Data about app and page elements:
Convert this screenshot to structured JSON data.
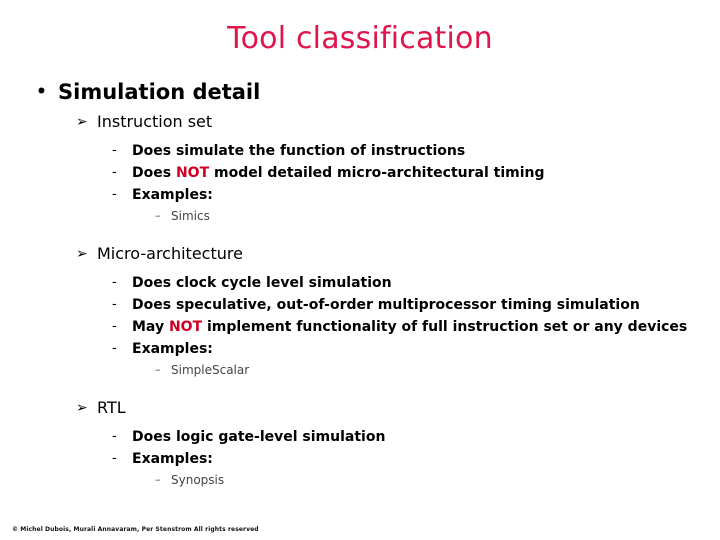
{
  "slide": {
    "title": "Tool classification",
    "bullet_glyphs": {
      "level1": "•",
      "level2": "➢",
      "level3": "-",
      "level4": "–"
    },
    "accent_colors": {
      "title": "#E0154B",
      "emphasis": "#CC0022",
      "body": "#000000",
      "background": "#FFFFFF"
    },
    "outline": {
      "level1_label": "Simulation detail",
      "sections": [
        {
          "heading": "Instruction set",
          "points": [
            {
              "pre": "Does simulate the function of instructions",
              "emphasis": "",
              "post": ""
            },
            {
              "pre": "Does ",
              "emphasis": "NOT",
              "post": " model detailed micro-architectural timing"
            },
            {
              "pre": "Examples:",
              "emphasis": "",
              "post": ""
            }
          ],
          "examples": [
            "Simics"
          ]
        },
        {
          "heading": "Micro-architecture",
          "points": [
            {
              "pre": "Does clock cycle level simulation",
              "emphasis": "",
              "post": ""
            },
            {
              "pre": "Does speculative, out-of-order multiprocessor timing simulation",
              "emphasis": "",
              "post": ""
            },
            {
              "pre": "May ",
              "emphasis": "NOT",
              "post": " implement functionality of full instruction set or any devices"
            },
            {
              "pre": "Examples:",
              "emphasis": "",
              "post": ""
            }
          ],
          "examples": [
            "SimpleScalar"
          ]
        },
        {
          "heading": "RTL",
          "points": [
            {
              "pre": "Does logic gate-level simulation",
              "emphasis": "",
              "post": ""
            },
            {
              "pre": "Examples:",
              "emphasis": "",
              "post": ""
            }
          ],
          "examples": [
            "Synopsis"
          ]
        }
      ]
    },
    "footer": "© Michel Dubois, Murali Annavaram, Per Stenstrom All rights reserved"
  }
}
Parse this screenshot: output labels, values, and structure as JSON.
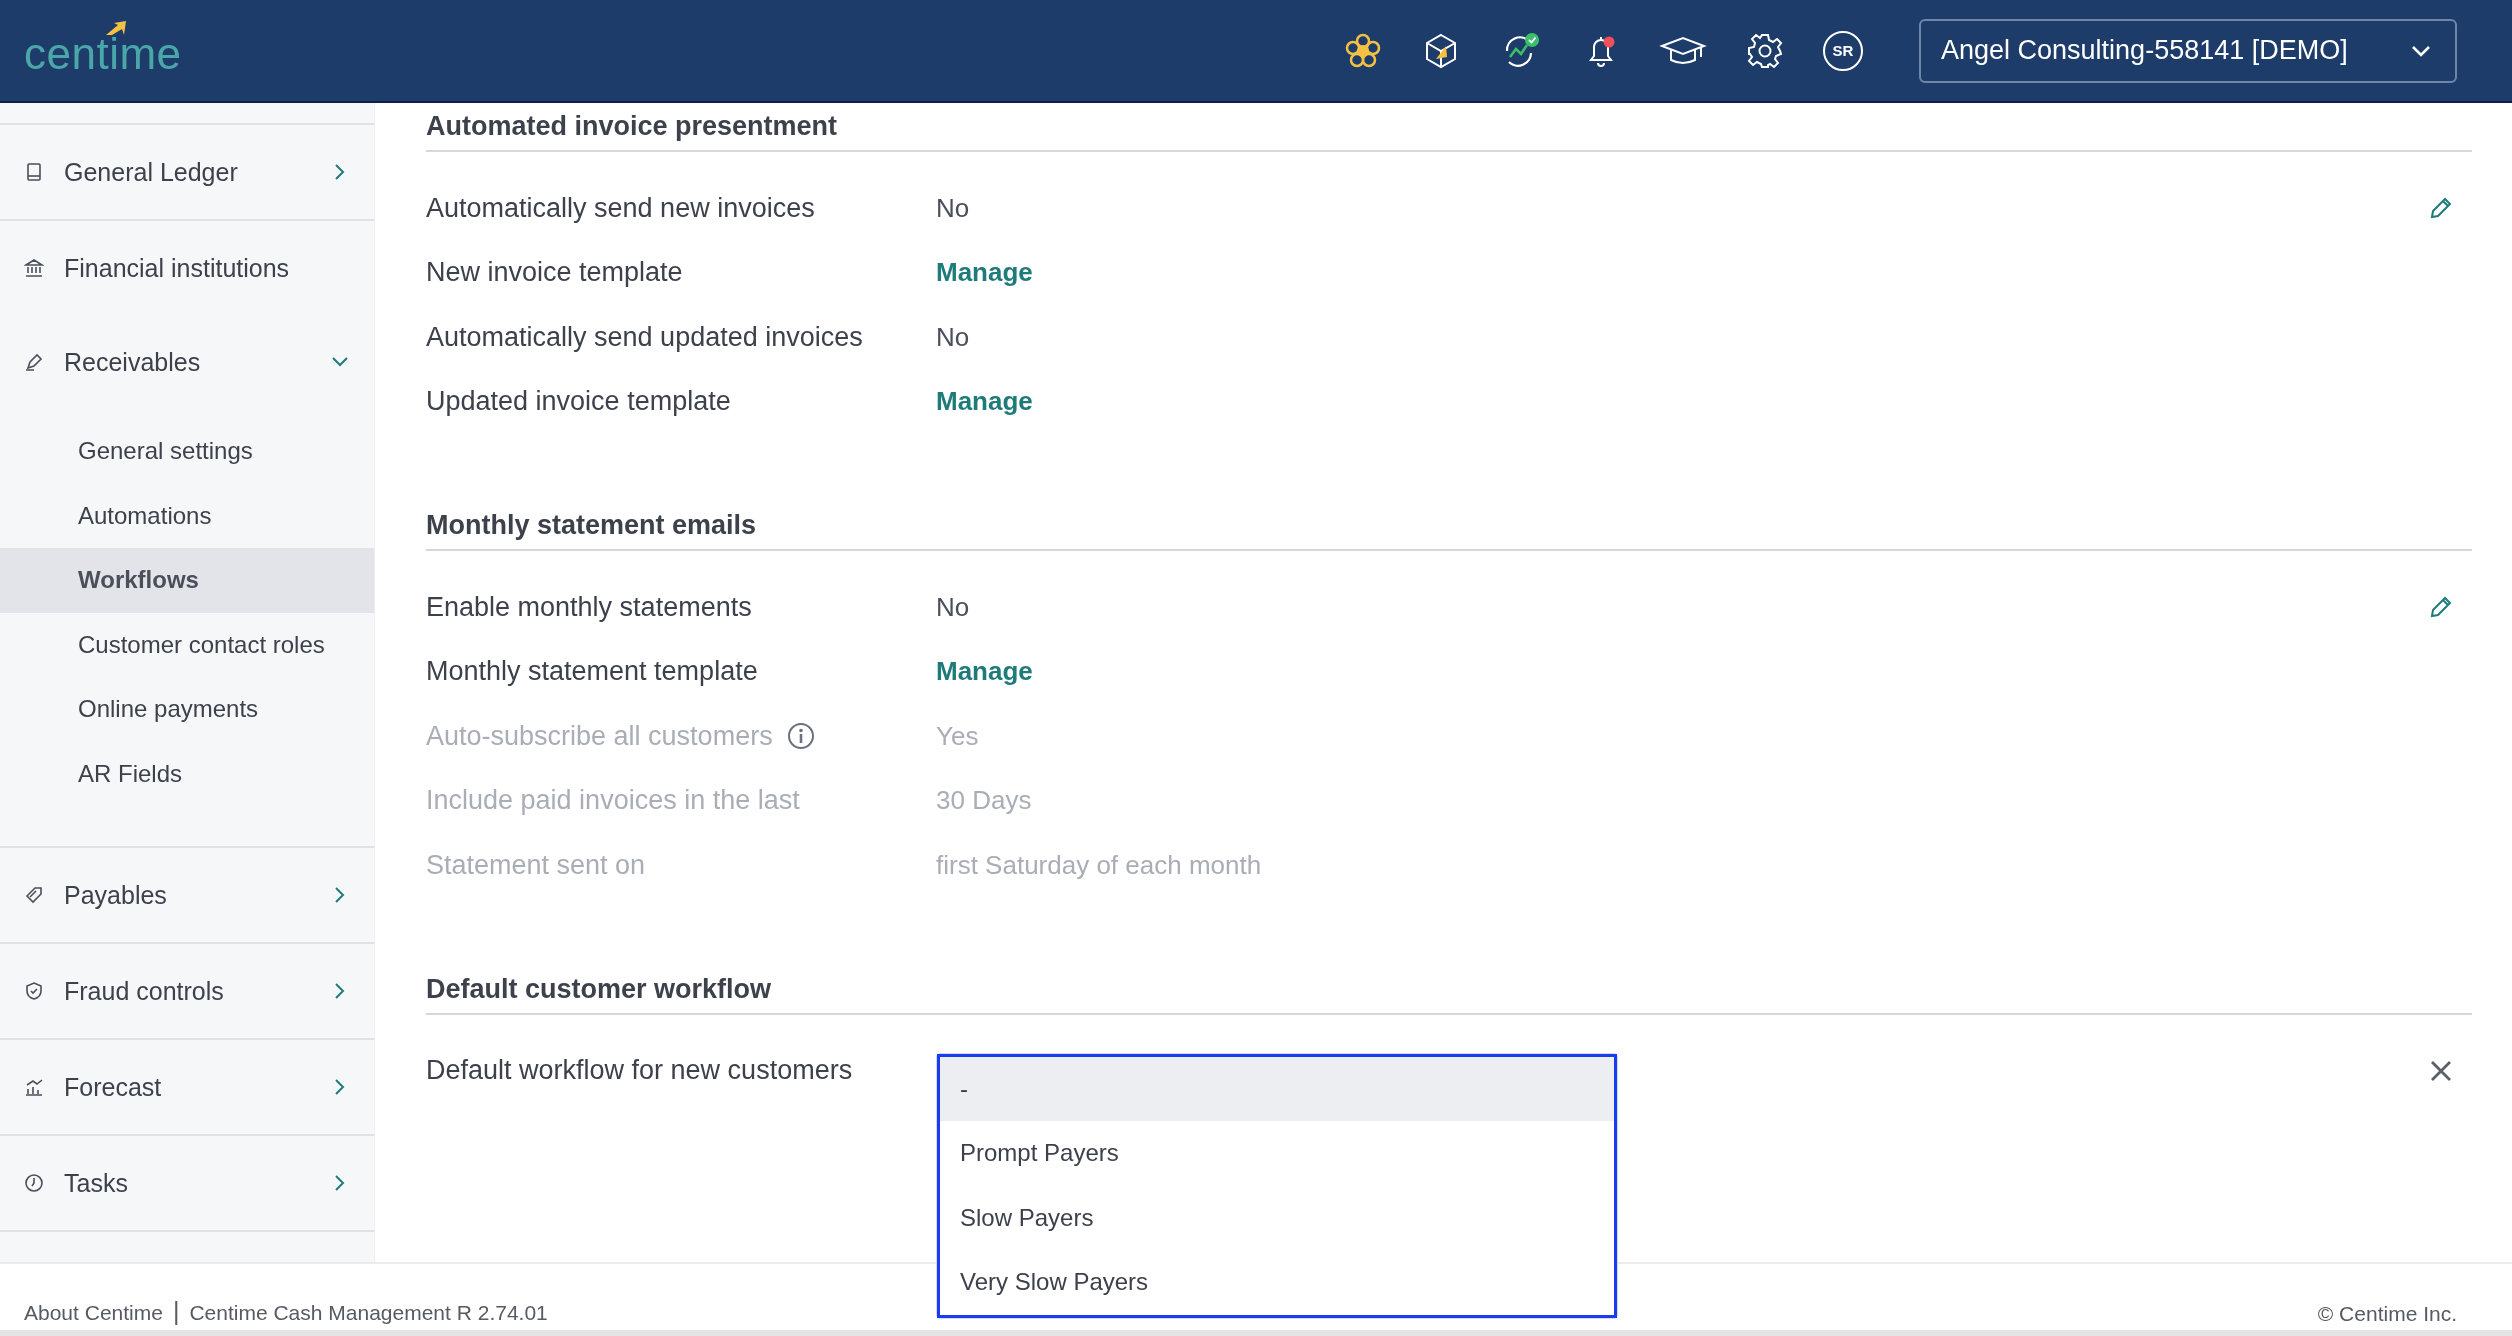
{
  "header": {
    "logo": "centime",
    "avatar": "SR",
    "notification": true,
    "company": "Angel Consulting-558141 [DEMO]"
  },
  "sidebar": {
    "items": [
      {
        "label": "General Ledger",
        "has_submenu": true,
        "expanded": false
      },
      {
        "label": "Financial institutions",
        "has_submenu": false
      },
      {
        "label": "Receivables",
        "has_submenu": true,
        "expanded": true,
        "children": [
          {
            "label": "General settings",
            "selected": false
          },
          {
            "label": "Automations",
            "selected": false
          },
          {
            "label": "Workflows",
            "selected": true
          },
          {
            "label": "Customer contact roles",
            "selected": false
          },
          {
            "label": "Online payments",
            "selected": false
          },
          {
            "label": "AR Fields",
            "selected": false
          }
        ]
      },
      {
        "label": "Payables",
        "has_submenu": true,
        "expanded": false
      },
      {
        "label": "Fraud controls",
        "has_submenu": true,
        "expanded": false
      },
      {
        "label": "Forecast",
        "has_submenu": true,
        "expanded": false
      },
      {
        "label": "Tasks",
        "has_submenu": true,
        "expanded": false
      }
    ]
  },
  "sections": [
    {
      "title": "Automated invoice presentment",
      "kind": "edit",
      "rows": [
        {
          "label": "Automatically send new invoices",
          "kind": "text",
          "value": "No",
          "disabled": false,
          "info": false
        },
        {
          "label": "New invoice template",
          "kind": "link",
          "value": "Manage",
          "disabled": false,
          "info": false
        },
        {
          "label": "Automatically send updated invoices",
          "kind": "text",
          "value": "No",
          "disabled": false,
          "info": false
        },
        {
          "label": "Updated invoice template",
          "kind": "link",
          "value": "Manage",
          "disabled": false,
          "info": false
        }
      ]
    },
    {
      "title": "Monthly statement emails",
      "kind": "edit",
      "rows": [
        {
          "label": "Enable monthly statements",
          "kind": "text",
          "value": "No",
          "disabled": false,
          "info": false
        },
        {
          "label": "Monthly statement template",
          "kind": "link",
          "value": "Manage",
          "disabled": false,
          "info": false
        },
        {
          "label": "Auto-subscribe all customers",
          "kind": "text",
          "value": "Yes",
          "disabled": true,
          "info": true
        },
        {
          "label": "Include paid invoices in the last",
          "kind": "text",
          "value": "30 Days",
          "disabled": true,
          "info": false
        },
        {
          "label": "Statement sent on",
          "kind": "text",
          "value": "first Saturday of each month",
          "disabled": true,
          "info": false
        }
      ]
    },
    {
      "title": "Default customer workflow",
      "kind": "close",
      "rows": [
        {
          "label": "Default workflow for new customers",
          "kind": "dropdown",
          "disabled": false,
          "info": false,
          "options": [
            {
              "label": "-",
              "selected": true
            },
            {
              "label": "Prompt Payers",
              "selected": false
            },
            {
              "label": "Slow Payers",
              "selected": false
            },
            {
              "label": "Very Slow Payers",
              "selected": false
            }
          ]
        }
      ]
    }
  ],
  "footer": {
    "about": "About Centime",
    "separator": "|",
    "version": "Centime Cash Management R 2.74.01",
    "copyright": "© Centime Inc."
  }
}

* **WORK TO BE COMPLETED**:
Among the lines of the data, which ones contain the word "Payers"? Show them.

* **EXERCISE ANSWER**:
              "label": "Prompt Payers",
              "label": "Slow Payers",
              "label": "Very Slow Payers",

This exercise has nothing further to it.